Public Policy and Private Interest explains the complexities of the policy making process in a refreshingly clear way for students who are new to this subject. The key topics it explains are:

  • How policy originates, is refined, legitimised, implemented, evaluated and terminated in the forms of theoretical models of the policy process;
  • Which actors and institutions are most influential in determining the nature of policy;
  • The values that shape the policy agenda such as ideology, institutional self-interest and resource capabilities;
  • The outcome of policies, and why they succeed or fail;
  • The main policy theories including the very latest insights from network theory and post-modernism;
  • How national policy is influenced by globalization.

The text is fully illustrated throughout with a broad range of national and international case studies on subjects such as the banking crisis, the creation of unitary authorities and global environmental policy and regulation.
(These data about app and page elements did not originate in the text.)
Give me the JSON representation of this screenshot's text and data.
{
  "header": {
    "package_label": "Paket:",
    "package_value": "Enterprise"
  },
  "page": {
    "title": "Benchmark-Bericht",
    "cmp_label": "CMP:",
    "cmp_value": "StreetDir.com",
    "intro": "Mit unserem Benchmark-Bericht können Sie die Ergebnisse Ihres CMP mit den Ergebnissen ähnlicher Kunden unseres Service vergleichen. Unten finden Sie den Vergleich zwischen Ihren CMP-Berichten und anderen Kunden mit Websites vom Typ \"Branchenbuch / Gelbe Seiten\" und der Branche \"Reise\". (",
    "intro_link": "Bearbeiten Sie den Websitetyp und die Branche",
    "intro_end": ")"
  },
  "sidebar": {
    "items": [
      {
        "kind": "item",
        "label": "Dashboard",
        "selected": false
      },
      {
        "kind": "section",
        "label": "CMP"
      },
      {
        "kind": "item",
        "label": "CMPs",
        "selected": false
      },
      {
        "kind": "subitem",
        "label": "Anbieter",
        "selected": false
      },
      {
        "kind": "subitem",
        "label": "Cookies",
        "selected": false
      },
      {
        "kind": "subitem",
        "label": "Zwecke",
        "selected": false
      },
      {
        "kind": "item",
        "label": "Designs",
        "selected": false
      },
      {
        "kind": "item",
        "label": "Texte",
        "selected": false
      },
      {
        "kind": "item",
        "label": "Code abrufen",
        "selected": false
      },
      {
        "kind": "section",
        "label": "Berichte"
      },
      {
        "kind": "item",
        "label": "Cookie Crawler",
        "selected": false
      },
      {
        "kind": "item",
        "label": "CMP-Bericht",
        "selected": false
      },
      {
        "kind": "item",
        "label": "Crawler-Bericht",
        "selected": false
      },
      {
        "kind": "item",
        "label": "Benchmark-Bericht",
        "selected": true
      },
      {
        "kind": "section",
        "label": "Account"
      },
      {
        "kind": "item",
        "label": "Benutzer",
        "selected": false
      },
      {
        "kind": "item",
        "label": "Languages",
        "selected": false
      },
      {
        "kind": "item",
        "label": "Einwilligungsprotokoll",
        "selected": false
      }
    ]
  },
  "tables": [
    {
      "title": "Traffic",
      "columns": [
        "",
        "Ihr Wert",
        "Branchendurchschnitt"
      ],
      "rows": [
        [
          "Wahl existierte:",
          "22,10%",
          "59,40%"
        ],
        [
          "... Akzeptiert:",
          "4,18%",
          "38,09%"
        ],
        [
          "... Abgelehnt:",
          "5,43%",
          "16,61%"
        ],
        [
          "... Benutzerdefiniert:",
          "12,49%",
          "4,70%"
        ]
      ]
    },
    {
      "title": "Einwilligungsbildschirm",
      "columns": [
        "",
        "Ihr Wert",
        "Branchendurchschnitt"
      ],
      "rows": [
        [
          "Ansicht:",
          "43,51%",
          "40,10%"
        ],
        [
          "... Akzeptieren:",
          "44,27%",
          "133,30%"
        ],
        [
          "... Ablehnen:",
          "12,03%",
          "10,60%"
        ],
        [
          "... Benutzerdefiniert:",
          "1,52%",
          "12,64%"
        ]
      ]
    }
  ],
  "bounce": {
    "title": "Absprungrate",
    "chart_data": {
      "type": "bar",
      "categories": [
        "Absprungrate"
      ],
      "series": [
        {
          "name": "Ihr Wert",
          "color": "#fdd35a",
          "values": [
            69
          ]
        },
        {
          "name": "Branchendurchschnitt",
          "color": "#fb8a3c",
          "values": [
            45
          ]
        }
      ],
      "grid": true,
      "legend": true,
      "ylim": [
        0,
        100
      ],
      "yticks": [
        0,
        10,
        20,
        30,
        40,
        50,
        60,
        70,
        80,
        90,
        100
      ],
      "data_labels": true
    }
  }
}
Combining both a clear summary of debates and theories in public policy and a new and original approach to the subject, this book is essential reading for students of public policy and policy analysis.

chapter 1|9 pages
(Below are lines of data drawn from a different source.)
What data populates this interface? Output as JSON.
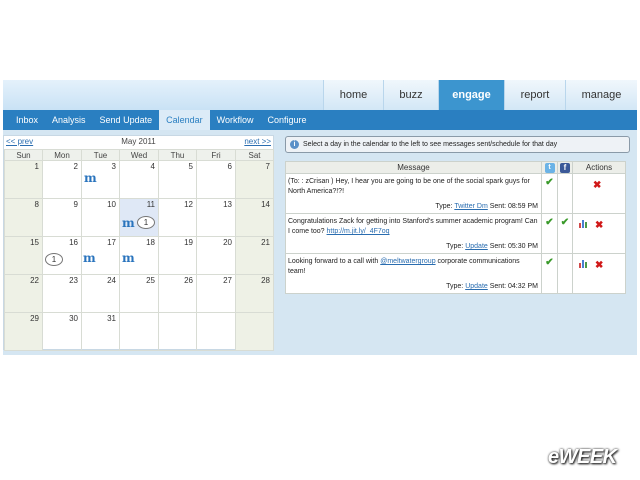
{
  "top_nav": [
    "home",
    "buzz",
    "engage",
    "report",
    "manage"
  ],
  "top_nav_active": "engage",
  "sub_nav": [
    "Inbox",
    "Analysis",
    "Send Update",
    "Calendar",
    "Workflow",
    "Configure"
  ],
  "sub_nav_active": "Calendar",
  "calendar": {
    "prev": "<< prev",
    "month": "May 2011",
    "next": "next >>",
    "weekdays": [
      "Sun",
      "Mon",
      "Tue",
      "Wed",
      "Thu",
      "Fri",
      "Sat"
    ],
    "weeks": [
      [
        "",
        "",
        "",
        "",
        "",
        "",
        ""
      ],
      [
        "1",
        "2",
        "3",
        "4",
        "5",
        "6",
        "7"
      ],
      [
        "8",
        "9",
        "10",
        "11",
        "12",
        "13",
        "14"
      ],
      [
        "15",
        "16",
        "17",
        "18",
        "19",
        "20",
        "21"
      ],
      [
        "22",
        "23",
        "24",
        "25",
        "26",
        "27",
        "28"
      ],
      [
        "29",
        "30",
        "31",
        "",
        "",
        "",
        ""
      ]
    ],
    "bubble_count": "1"
  },
  "notice": "Select a day in the calendar to the left to see messages sent/schedule for that day",
  "messages": {
    "headers": {
      "message": "Message",
      "actions": "Actions"
    },
    "rows": [
      {
        "text": "(To: : zCrisan ) Hey, I hear you are going to be one of the social spark guys for North America?!?!",
        "type_label": "Type:",
        "type_value": "Twitter Dm",
        "sent": "Sent: 08:59 PM",
        "twitter": true,
        "facebook": false
      },
      {
        "text": "Congratulations Zack for getting into Stanford's summer academic program! Can I come too?",
        "link": "http://m.jit.ly/_4F7oq",
        "type_label": "Type:",
        "type_value": "Update",
        "sent": "Sent: 05:30 PM",
        "twitter": true,
        "facebook": true
      },
      {
        "text_before": "Looking forward to a call with",
        "mention": "@meltwatergroup",
        "text_after": "corporate communications team!",
        "type_label": "Type:",
        "type_value": "Update",
        "sent": "Sent: 04:32 PM",
        "twitter": true,
        "facebook": false
      }
    ]
  },
  "watermark": "eWEEK",
  "colors": {
    "nav_active": "#3c95cf",
    "subnav": "#2a7fc1",
    "check": "#3a9a2a",
    "delete": "#d01818"
  }
}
chapter 3|11 pages

Subjective approaches

chapter 4|16 pages

Policy, ideology and ideas

chapter 5|15 pages


chapter 6|15 pages
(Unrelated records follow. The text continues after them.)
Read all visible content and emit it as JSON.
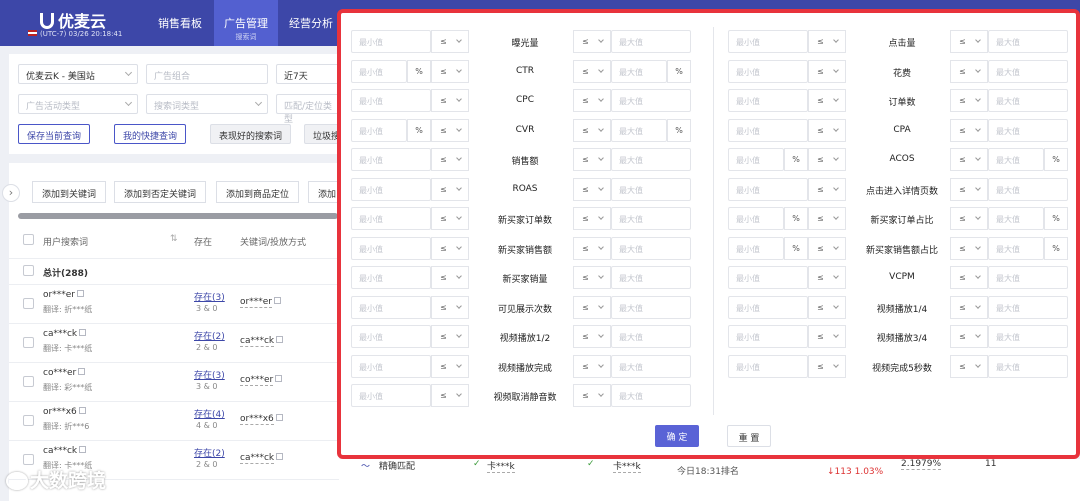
{
  "app": {
    "name": "优麦云",
    "timezone": "(UTC-7) 03/26 20:18:41"
  },
  "nav": [
    {
      "label": "销售看板",
      "sub": ""
    },
    {
      "label": "广告管理",
      "sub": "搜索词"
    },
    {
      "label": "经营分析",
      "sub": ""
    }
  ],
  "filters": {
    "store": "优麦云K - 美国站",
    "ad_group_placeholder": "广告组合",
    "date_range": "近7天",
    "campaign_type_placeholder": "广告活动类型",
    "search_term_type_placeholder": "搜索词类型",
    "match_placeholder": "匹配/定位类型",
    "save_query": "保存当前查询",
    "my_quick_query": "我的快捷查询",
    "good_terms": "表现好的搜索词",
    "junk_terms": "垃圾搜"
  },
  "table_actions": [
    "添加到关键词",
    "添加到否定关键词",
    "添加到商品定位",
    "添加"
  ],
  "table": {
    "columns": {
      "term": "用户搜索词",
      "exists": "存在",
      "kw": "关键词/投放方式"
    },
    "total": "总计(288)",
    "rows": [
      {
        "term": "or***er",
        "trans": "翻译: 折***纸",
        "exists": "存在(3)",
        "count": "3 & 0",
        "kw": "or***er"
      },
      {
        "term": "ca***ck",
        "trans": "翻译: 卡***纸",
        "exists": "存在(2)",
        "count": "2 & 0",
        "kw": "ca***ck"
      },
      {
        "term": "co***er",
        "trans": "翻译: 彩***纸",
        "exists": "存在(3)",
        "count": "3 & 0",
        "kw": "co***er"
      },
      {
        "term": "or***x6",
        "trans": "翻译: 折***6",
        "exists": "存在(4)",
        "count": "4 & 0",
        "kw": "or***x6"
      },
      {
        "term": "ca***ck",
        "trans": "翻译: 卡***纸",
        "exists": "存在(2)",
        "count": "2 & 0",
        "kw": "ca***ck"
      }
    ]
  },
  "modal": {
    "placeholders": {
      "min": "最小值",
      "max": "最大值"
    },
    "operator": "≤",
    "percent": "%",
    "left_metrics": [
      {
        "label": "曝光量",
        "pct": false
      },
      {
        "label": "CTR",
        "pct": true
      },
      {
        "label": "CPC",
        "pct": false
      },
      {
        "label": "CVR",
        "pct": true
      },
      {
        "label": "销售额",
        "pct": false
      },
      {
        "label": "ROAS",
        "pct": false
      },
      {
        "label": "新买家订单数",
        "pct": false
      },
      {
        "label": "新买家销售额",
        "pct": false
      },
      {
        "label": "新买家销量",
        "pct": false
      },
      {
        "label": "可见展示次数",
        "pct": false
      },
      {
        "label": "视频播放1/2",
        "pct": false
      },
      {
        "label": "视频播放完成",
        "pct": false
      },
      {
        "label": "视频取消静音数",
        "pct": false
      }
    ],
    "right_metrics": [
      {
        "label": "点击量",
        "pct": false
      },
      {
        "label": "花费",
        "pct": false
      },
      {
        "label": "订单数",
        "pct": false
      },
      {
        "label": "CPA",
        "pct": false
      },
      {
        "label": "ACOS",
        "pct": true
      },
      {
        "label": "点击进入详情页数",
        "pct": false
      },
      {
        "label": "新买家订单占比",
        "pct": true
      },
      {
        "label": "新买家销售额占比",
        "pct": true
      },
      {
        "label": "VCPM",
        "pct": false
      },
      {
        "label": "视频播放1/4",
        "pct": false
      },
      {
        "label": "视频播放3/4",
        "pct": false
      },
      {
        "label": "视频完成5秒数",
        "pct": false
      }
    ],
    "confirm": "确 定",
    "reset": "重 置"
  },
  "behind_modal": {
    "match": "精确匹配",
    "kw1": "卡***k",
    "kw2": "卡***k",
    "rank": "今日18:31排名",
    "drop": "113",
    "drop_pct": "1.03%",
    "ratio": "2.1979%",
    "num": "11"
  },
  "watermark": "大数跨境",
  "colors": {
    "primary": "#3d47a8",
    "accent": "#5a63d6",
    "highlight": "#e8333c"
  }
}
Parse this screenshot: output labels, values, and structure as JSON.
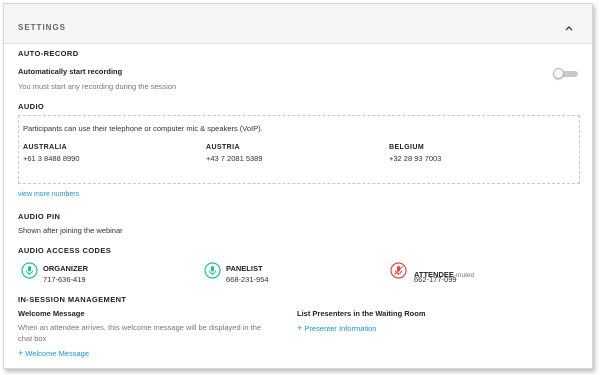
{
  "header": {
    "title": "SETTINGS"
  },
  "auto_record": {
    "section_label": "AUTO-RECORD",
    "title": "Automatically start recording",
    "description": "You must start any recording during the session",
    "toggle_on": false
  },
  "audio": {
    "section_label": "AUDIO",
    "description": "Participants can use their telephone or computer mic & speakers (VoIP).",
    "numbers": [
      {
        "country": "AUSTRALIA",
        "phone": "+61 3 8488 8990"
      },
      {
        "country": "AUSTRIA",
        "phone": "+43 7 2081 5389"
      },
      {
        "country": "BELGIUM",
        "phone": "+32 28 93 7003"
      }
    ],
    "more_link": "view more numbers"
  },
  "audio_pin": {
    "section_label": "AUDIO PIN",
    "description": "Shown after joining the webinar"
  },
  "access_codes": {
    "section_label": "AUDIO ACCESS CODES",
    "codes": [
      {
        "role": "ORGANIZER",
        "suffix": "",
        "code": "717-636-419",
        "color": "#1fbf9f",
        "muted": false
      },
      {
        "role": "PANELIST",
        "suffix": "",
        "code": "668-231-954",
        "color": "#1fbf9f",
        "muted": false
      },
      {
        "role": "ATTENDEE",
        "suffix": "-muted",
        "code": "662-177-099",
        "color": "#e04646",
        "muted": true
      }
    ]
  },
  "in_session": {
    "section_label": "IN-SESSION MANAGEMENT",
    "welcome": {
      "title": "Welcome Message",
      "description_line1": "When an attendee arrives, this welcome message will be displayed in the",
      "description_line2": "chat box",
      "add_link": "Welcome Message"
    },
    "presenters": {
      "title": "List Presenters in the Waiting Room",
      "add_link": "Presenter Information"
    }
  },
  "colors": {
    "link": "#1e96cc",
    "accent_green": "#1fbf9f",
    "accent_red": "#e04646"
  }
}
Ethics and public policy

chapter 7|11 pages

Policy and power

chapter 8|12 pages

Public policy in autocracies

chapter 9|12 pages

Liberal democracy

chapter 11|12 pages

Getting policy on the agenda

chapter 12|14 pages

Evaluation and validation

chapter 13|12 pages

Refining policy towards legitimation

chapter 14|11 pages


chapter 15|13 pages

Policy evolution

chapter 16|11 pages

Success and failure

chapter 17|14 pages

Deliberative policy making

chapter 18|7 pages